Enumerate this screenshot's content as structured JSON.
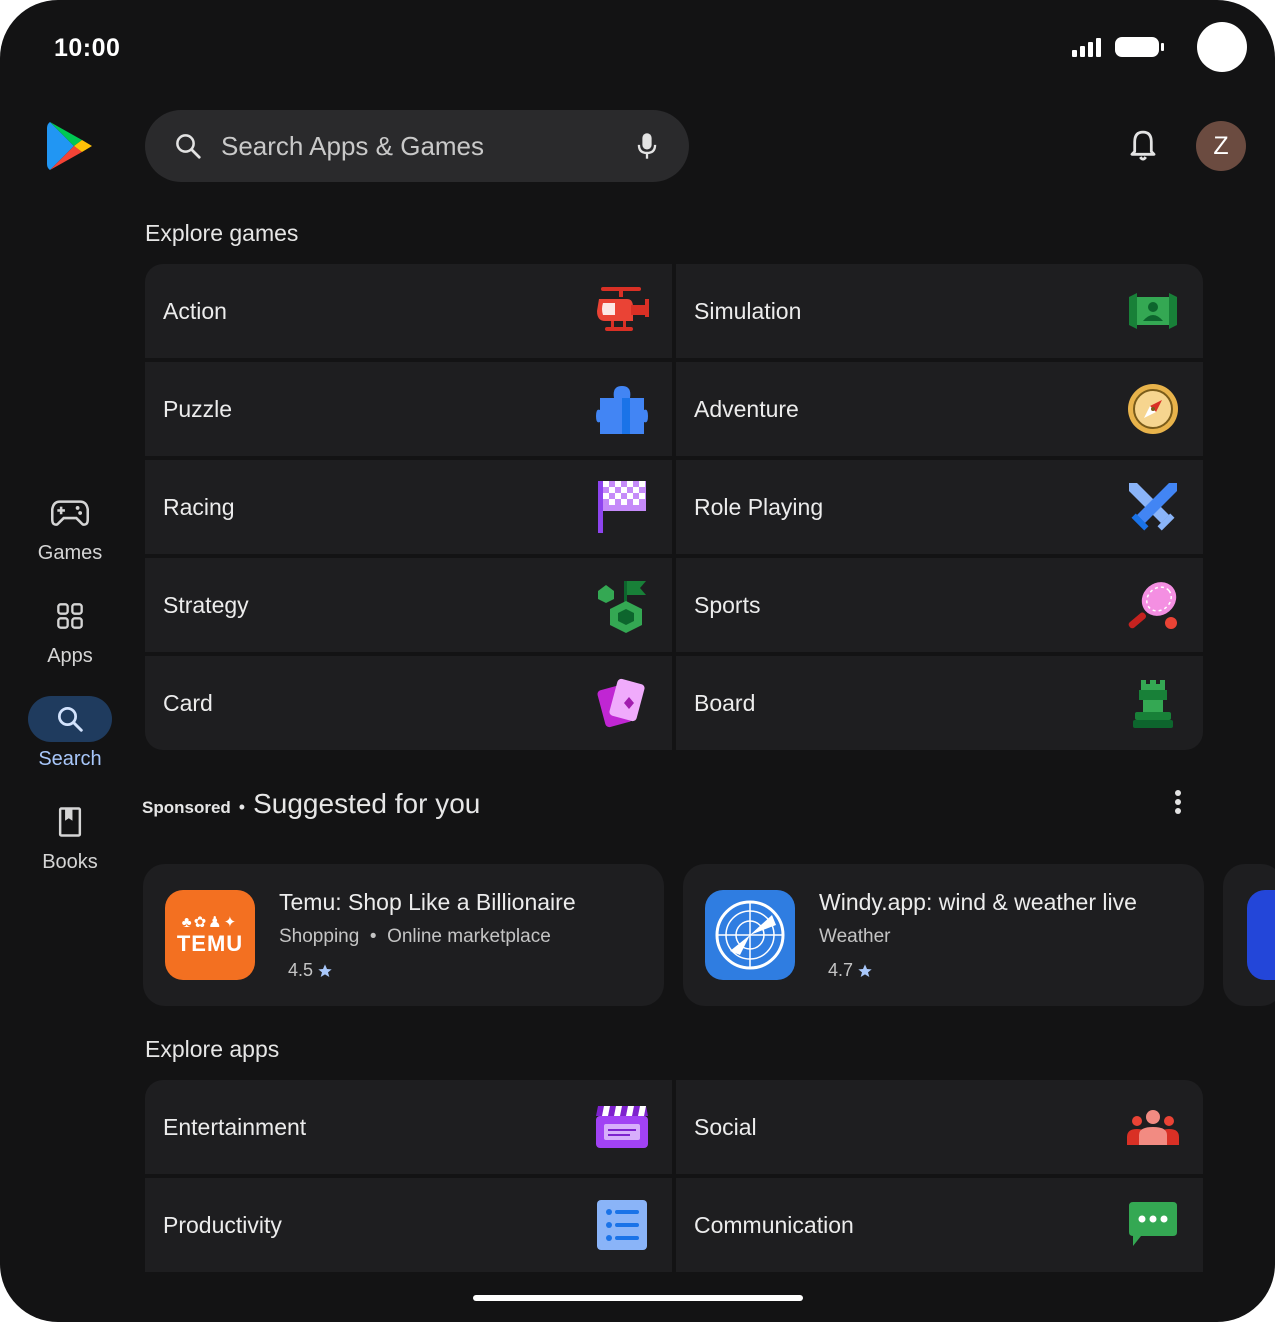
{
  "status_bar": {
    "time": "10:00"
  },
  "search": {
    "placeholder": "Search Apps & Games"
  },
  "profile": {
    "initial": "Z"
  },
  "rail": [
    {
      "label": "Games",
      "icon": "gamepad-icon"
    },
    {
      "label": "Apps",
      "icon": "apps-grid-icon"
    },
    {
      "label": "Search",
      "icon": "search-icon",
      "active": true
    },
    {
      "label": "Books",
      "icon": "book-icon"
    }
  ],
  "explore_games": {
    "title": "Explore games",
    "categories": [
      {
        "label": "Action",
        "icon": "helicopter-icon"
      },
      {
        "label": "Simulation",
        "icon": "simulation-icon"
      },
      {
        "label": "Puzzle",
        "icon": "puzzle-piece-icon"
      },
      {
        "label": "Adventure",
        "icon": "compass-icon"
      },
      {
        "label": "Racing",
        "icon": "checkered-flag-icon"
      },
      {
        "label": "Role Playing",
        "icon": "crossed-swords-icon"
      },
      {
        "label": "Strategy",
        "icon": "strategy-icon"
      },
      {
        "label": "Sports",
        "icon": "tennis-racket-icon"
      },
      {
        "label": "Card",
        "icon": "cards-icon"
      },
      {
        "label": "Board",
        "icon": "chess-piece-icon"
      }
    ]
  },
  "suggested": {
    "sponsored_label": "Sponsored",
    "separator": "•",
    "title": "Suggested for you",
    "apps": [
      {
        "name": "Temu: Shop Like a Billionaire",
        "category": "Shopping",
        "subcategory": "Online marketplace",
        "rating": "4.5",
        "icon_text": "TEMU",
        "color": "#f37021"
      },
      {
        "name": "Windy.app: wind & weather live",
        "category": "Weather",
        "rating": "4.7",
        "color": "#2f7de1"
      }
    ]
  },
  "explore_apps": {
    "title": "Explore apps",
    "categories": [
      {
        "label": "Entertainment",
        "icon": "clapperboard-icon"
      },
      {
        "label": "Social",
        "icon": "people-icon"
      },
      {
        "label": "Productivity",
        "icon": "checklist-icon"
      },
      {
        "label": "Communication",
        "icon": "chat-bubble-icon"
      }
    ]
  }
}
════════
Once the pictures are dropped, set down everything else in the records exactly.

Enumerate this screenshot's content as structured JSON.
{
  "status_bar": {
    "time": "10:00"
  },
  "search": {
    "placeholder": "Search Apps & Games"
  },
  "profile": {
    "initial": "Z"
  },
  "rail": [
    {
      "label": "Games",
      "icon": "gamepad-icon"
    },
    {
      "label": "Apps",
      "icon": "apps-grid-icon"
    },
    {
      "label": "Search",
      "icon": "search-icon",
      "active": true
    },
    {
      "label": "Books",
      "icon": "book-icon"
    }
  ],
  "explore_games": {
    "title": "Explore games",
    "categories": [
      {
        "label": "Action",
        "icon": "helicopter-icon"
      },
      {
        "label": "Simulation",
        "icon": "simulation-icon"
      },
      {
        "label": "Puzzle",
        "icon": "puzzle-piece-icon"
      },
      {
        "label": "Adventure",
        "icon": "compass-icon"
      },
      {
        "label": "Racing",
        "icon": "checkered-flag-icon"
      },
      {
        "label": "Role Playing",
        "icon": "crossed-swords-icon"
      },
      {
        "label": "Strategy",
        "icon": "strategy-icon"
      },
      {
        "label": "Sports",
        "icon": "tennis-racket-icon"
      },
      {
        "label": "Card",
        "icon": "cards-icon"
      },
      {
        "label": "Board",
        "icon": "chess-piece-icon"
      }
    ]
  },
  "suggested": {
    "sponsored_label": "Sponsored",
    "separator": "•",
    "title": "Suggested for you",
    "apps": [
      {
        "name": "Temu: Shop Like a Billionaire",
        "category": "Shopping",
        "subcategory": "Online marketplace",
        "rating": "4.5",
        "icon_text": "TEMU",
        "color": "#f37021"
      },
      {
        "name": "Windy.app: wind & weather live",
        "category": "Weather",
        "rating": "4.7",
        "color": "#2f7de1"
      }
    ]
  },
  "explore_apps": {
    "title": "Explore apps",
    "categories": [
      {
        "label": "Entertainment",
        "icon": "clapperboard-icon"
      },
      {
        "label": "Social",
        "icon": "people-icon"
      },
      {
        "label": "Productivity",
        "icon": "checklist-icon"
      },
      {
        "label": "Communication",
        "icon": "chat-bubble-icon"
      }
    ]
  }
}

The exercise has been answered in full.